At the start of the COVID-19 pandemic in California, state and county officials launched Project Roomkey to place at-risk, unhoused individuals in vacant hotel rooms. But in L.A., just over 4,100 rooms have been filled out of a promised 15,000. According to a memo, part of the problem is that several hotels, including those subsidized by city funds, chose not to participate for reasons including protecting their "brand."
Project Roomkey is a partnership between the state and the Federal Emergency Management Agency to rent hotel rooms and provide a safe place for unhoused individuals 65 or older or with underlying health conditions to shelter and avoid infection, self-isolate or, if necessary, quarantine.

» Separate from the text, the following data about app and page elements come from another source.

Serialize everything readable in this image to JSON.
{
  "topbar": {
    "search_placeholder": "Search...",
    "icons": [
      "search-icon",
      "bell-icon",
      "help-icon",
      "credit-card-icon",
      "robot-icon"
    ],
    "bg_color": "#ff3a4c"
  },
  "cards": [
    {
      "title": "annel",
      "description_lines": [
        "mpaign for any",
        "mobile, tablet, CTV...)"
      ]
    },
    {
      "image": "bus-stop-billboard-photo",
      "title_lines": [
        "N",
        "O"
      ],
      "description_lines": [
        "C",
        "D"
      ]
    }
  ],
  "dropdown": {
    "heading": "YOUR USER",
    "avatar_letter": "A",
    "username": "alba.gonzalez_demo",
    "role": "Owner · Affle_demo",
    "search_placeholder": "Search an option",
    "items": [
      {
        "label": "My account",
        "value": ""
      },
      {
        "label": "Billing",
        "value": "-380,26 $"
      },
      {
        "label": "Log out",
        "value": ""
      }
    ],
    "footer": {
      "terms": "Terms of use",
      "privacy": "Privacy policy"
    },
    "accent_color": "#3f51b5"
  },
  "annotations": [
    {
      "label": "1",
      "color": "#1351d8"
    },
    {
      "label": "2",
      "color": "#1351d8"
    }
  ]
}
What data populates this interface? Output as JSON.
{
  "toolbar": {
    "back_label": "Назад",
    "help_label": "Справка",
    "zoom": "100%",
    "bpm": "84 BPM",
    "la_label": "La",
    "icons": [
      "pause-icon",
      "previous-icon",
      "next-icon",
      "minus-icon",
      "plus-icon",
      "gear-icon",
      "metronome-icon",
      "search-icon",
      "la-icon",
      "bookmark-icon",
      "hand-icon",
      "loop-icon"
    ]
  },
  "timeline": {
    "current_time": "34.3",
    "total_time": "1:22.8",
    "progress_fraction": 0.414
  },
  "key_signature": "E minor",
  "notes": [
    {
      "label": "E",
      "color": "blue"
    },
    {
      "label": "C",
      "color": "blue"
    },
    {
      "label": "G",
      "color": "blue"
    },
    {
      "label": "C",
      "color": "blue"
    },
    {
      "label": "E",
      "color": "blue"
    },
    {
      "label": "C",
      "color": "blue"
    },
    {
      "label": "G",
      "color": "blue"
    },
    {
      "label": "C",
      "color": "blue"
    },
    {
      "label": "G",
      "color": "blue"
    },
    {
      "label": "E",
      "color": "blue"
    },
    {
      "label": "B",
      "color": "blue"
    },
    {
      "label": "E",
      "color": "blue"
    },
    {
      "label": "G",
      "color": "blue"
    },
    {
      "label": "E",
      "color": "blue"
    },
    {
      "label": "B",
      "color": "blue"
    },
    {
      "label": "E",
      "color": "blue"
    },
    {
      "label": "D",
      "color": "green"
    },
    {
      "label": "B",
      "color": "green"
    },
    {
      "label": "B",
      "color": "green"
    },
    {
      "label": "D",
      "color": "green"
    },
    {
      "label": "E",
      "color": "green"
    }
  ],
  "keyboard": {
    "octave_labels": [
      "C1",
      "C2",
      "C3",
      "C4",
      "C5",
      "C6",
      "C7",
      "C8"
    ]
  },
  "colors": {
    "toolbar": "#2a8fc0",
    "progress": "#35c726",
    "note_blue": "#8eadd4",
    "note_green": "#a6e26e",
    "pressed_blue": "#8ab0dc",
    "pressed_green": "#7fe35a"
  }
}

According to a report from the chief legislative analyst dated Sept. 4, a total of 4,177 rooms in 38 hotels had been secured as of Aug. 27, 2020 — less than a third of the project's goal. The city has used part of its $19.3 million in state funding on this project but may end up not using it all.
One problem seems to be a lack of hotels willing to participate in the program. It's not as though the rooms are otherwise full. Travel is way down due to COVID-19. The CLA's report shows that in late June, room demand year-over-year had dropped by 60%. Hotels have instead cited other reasons for their reluctance, many of which display brazen classism.
In response, the City Council requested a list of hotels that have received financial assistance or sit on land previously owned by the city or the CRA/LA. They found 16 hotels, including the Loews Hollywood Hotel and the W Hotel in Hollywood, as well as downtown hotels, including the Intercontinental, Omni, Miyako, DoubleTree, Bonaventure and Biltmore. The City does not share the names of participating hotels for the privacy of their tenants, but we do know that these 16 hotels did not participate in Project Roomkey. This document lists each of the 16 hotels' reasons for not participating.